It enabled a fledgling nation like ours to share the international sporting stage with bigger and more developed nations in a way that few institutions could.
Merdeka Stadium was the brainchild of Tunku, who had in his speech at the opening ceremony, said: “I have great hope that the stadium will be the meeting place for sportsmen throughout the world. Through sports, we hope to promote peace and happiness and goodwill in this world.”
A national stadium had already been the dream of the sports-loving Tunku as early as 1951, though the idea was not mooted until 1953.
When Tunku laid the foundation stone in 1957, at the site of Coronation Park (earlier known as People’s Park) where every sports-loving person gathered, he said:
“Every sportsman has been clamouring for it and the demand was so great that I plucked up sufficient courage to pose a question at the meeting of the Federal Legislative Council on March 18, 1953. My question was greeted with derisive laughter from all over the House.”
His detractors, mainly British administrators, believed that it was a waste of public funds. They were to be proven sorely wrong later.
Tunku’s critics never foresaw the powerful brand that Merdeka Stadium was to become.
Merdeka Stadium continued that people’s tradition and almost everything involving the rakyat was held there.
She stirred the nation, motivated and unified the people. She was the model to effect desirable change, the best love story on the land — a romance between the nation and a bastion of a nation’s accomplishments.
It was where the stirring sight of the best kind of Malaysian hero — the unheralded kind — whose unpredictable skills emerged.
It was where the first Malay Mail Big Walk, or warmly known as the Biggie on Feb 21, 1960 involving 2,864 participants was flagged off by Tunku.
If Sri Shanmuganathan and his boys shimmered by finishing fourth at the Hockey World Cup — our best-ever placing in the tournament — it was also in 1975 that the world spotlight shone on Merdeka Stadium when boxing great Muhammad Ali fought Joe Bugner. It was where Michael Jackson performed.
Clearly, many Malaysians, most of whom were born post-Merdeka, especially those who had not grown up in Kuala Lumpur or who were totally disinterested in sports, are totally unconcerned about the stadium.
If Merdeka Stadium was once the centrepiece of unifying force, one wonders why the authorities now don’t see its obvious value to the nation.

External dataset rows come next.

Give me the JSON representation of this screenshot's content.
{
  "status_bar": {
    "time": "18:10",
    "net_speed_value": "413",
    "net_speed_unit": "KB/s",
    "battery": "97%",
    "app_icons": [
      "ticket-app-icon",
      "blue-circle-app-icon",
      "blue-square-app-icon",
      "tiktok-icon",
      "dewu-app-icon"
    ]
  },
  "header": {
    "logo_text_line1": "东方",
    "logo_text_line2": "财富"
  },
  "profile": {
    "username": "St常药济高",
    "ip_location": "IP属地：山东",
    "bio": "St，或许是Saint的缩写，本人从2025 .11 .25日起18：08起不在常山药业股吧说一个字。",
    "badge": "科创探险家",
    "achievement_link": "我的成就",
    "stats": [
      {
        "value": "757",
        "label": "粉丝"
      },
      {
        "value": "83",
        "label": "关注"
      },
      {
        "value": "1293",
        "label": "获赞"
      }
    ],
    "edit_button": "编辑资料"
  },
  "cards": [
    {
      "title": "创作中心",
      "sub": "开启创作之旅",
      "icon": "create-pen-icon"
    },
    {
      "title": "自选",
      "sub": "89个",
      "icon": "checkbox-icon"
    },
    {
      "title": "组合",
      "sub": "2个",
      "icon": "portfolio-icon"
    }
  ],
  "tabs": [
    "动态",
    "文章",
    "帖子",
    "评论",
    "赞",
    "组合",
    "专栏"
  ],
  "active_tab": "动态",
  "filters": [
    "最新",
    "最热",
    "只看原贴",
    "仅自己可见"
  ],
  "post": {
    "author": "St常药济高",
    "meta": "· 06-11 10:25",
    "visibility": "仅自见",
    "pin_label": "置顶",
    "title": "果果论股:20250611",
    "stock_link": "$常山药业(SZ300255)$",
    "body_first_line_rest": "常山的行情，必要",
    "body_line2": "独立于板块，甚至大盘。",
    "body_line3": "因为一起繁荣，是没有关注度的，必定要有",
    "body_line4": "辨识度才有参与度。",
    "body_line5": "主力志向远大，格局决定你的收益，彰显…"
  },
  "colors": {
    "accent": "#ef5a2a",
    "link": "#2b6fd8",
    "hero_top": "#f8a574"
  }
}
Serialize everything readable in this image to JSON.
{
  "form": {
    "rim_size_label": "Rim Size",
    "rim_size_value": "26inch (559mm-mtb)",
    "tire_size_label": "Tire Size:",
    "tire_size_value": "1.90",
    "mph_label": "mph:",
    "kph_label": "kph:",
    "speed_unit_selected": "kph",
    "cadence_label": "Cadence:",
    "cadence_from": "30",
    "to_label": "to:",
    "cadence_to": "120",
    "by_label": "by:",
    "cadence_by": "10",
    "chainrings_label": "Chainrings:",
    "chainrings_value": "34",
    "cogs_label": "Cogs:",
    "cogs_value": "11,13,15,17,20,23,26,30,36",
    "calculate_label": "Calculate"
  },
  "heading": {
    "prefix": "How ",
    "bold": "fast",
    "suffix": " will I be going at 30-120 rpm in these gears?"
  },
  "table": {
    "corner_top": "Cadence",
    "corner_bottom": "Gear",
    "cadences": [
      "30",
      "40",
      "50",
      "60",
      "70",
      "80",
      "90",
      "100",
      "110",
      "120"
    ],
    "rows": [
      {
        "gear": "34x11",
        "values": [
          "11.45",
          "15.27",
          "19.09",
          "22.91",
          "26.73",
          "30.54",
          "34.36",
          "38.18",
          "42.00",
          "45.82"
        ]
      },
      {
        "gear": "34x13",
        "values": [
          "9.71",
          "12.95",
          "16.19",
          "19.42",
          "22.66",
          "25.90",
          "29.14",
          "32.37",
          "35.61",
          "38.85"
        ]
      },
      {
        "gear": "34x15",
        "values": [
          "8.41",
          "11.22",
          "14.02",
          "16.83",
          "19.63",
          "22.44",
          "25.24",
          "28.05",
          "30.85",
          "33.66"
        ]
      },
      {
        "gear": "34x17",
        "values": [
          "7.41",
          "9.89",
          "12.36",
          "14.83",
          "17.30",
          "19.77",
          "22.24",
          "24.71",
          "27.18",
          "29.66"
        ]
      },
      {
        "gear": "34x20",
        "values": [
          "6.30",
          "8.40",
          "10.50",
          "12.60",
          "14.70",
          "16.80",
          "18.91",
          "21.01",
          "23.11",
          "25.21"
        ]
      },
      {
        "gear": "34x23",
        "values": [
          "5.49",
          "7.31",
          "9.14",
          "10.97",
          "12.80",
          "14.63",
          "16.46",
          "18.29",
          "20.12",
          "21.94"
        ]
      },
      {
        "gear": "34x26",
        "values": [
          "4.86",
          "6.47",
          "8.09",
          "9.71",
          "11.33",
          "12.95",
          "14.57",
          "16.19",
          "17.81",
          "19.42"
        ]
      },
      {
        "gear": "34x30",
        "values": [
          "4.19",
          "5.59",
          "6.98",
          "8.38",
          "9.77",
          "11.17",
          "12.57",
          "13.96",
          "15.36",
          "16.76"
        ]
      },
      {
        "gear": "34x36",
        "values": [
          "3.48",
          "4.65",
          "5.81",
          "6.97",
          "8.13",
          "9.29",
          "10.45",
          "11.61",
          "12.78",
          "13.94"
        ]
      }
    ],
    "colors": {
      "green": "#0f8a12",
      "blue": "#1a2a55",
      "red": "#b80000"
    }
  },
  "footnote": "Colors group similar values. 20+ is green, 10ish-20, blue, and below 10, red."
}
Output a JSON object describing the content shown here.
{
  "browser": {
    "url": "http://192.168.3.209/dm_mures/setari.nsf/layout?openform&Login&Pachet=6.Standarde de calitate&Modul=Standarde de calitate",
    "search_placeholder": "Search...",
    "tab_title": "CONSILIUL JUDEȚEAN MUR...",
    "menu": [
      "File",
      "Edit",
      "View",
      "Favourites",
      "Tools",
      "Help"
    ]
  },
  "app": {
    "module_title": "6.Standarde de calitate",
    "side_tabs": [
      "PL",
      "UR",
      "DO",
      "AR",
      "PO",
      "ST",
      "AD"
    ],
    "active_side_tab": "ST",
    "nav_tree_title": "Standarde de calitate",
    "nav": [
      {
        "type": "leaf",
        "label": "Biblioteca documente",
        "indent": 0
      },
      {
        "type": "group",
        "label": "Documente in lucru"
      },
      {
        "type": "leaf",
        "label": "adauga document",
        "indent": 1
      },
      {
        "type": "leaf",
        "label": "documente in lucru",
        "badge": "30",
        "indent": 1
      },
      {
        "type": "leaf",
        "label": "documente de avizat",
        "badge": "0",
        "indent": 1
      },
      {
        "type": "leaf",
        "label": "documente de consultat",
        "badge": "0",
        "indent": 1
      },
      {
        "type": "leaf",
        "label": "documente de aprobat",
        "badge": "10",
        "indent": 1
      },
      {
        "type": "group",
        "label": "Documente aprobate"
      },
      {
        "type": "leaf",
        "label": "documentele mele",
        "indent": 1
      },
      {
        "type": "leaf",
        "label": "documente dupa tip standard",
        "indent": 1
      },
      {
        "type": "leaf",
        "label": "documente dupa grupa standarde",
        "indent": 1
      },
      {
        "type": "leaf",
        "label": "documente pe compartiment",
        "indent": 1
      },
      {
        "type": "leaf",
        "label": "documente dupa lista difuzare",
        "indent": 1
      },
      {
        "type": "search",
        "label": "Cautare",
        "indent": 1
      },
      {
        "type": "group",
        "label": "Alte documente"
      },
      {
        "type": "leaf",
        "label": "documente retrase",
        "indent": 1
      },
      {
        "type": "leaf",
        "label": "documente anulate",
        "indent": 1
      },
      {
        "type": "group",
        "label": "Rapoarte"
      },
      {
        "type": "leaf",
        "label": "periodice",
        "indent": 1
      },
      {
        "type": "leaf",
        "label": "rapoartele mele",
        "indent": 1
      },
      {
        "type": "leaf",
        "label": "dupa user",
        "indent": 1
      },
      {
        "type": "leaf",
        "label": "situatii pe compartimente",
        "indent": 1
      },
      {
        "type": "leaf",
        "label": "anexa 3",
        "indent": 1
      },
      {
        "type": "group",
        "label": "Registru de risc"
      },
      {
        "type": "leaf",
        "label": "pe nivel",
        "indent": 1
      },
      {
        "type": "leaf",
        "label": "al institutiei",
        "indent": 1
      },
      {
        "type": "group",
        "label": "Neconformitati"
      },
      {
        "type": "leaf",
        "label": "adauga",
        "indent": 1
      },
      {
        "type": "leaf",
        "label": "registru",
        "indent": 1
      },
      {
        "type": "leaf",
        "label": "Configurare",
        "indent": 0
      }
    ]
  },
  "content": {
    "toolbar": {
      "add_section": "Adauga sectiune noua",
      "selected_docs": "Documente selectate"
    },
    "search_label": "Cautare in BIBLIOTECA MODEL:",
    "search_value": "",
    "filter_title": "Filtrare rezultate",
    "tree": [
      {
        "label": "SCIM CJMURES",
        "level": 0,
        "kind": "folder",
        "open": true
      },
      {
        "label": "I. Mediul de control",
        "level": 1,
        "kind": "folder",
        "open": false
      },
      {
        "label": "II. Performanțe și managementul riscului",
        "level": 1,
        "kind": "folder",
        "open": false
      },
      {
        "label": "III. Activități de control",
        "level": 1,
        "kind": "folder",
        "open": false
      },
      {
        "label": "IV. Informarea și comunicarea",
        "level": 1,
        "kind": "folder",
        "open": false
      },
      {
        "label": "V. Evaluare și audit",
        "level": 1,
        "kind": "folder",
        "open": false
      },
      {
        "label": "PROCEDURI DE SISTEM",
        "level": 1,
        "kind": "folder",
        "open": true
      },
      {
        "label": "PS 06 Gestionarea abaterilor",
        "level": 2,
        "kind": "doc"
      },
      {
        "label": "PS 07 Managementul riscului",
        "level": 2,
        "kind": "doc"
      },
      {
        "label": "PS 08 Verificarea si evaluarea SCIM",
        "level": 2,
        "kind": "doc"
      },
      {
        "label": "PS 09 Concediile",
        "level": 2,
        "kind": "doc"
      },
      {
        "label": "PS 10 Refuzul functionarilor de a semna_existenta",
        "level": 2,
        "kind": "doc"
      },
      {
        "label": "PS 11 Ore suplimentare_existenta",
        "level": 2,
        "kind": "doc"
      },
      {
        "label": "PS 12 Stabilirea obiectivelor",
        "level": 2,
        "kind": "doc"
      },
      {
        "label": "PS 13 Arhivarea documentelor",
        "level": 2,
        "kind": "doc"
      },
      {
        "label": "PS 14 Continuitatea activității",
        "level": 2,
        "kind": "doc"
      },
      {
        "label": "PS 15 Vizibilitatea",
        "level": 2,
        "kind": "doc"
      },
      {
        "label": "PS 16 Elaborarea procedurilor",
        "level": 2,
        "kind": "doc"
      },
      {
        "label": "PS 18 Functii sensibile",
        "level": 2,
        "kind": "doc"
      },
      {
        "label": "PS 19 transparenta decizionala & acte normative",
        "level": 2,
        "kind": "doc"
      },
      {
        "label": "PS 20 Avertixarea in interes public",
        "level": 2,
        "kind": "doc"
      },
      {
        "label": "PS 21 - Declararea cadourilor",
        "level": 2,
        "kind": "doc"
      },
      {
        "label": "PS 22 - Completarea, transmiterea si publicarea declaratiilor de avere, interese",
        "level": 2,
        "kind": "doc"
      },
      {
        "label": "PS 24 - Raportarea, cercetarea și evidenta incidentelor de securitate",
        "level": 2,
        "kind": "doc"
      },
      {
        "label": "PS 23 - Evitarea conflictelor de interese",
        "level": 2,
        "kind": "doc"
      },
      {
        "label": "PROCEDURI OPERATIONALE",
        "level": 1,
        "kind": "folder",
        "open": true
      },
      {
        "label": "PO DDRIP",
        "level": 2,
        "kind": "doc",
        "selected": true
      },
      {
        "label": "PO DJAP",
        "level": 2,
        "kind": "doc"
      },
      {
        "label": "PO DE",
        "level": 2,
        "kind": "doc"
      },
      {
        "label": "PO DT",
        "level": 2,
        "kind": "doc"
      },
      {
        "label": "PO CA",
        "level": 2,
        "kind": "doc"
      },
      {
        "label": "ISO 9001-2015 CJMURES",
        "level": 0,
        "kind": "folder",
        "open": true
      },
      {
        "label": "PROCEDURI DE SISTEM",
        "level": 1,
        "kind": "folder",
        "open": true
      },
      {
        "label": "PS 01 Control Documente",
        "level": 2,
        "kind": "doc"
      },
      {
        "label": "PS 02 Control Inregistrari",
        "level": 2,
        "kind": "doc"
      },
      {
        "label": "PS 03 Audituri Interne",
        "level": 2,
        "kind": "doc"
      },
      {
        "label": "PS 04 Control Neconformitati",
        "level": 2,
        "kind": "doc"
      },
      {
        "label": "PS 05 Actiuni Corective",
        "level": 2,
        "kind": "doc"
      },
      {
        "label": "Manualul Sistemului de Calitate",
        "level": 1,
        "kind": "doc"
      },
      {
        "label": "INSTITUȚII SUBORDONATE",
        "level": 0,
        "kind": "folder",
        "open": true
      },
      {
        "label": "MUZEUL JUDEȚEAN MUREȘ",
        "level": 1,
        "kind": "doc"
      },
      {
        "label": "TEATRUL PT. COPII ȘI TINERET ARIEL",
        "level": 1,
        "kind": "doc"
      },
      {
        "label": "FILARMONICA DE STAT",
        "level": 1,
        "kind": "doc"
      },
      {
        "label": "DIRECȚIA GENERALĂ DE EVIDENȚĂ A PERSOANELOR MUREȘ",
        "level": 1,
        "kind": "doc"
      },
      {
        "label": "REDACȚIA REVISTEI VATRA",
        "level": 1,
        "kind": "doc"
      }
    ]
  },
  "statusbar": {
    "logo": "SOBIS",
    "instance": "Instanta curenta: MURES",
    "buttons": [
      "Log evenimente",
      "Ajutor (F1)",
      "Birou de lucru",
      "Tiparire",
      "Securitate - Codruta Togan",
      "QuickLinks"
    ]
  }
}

Why haven’t we been able to imprint Merdeka Stadium in the minds of Malaysians as the site of Merdeka, Merdeka, Merdeka?
Frankie is editor emeritus of
Malay Mail. He can be reached at
email@example.com or on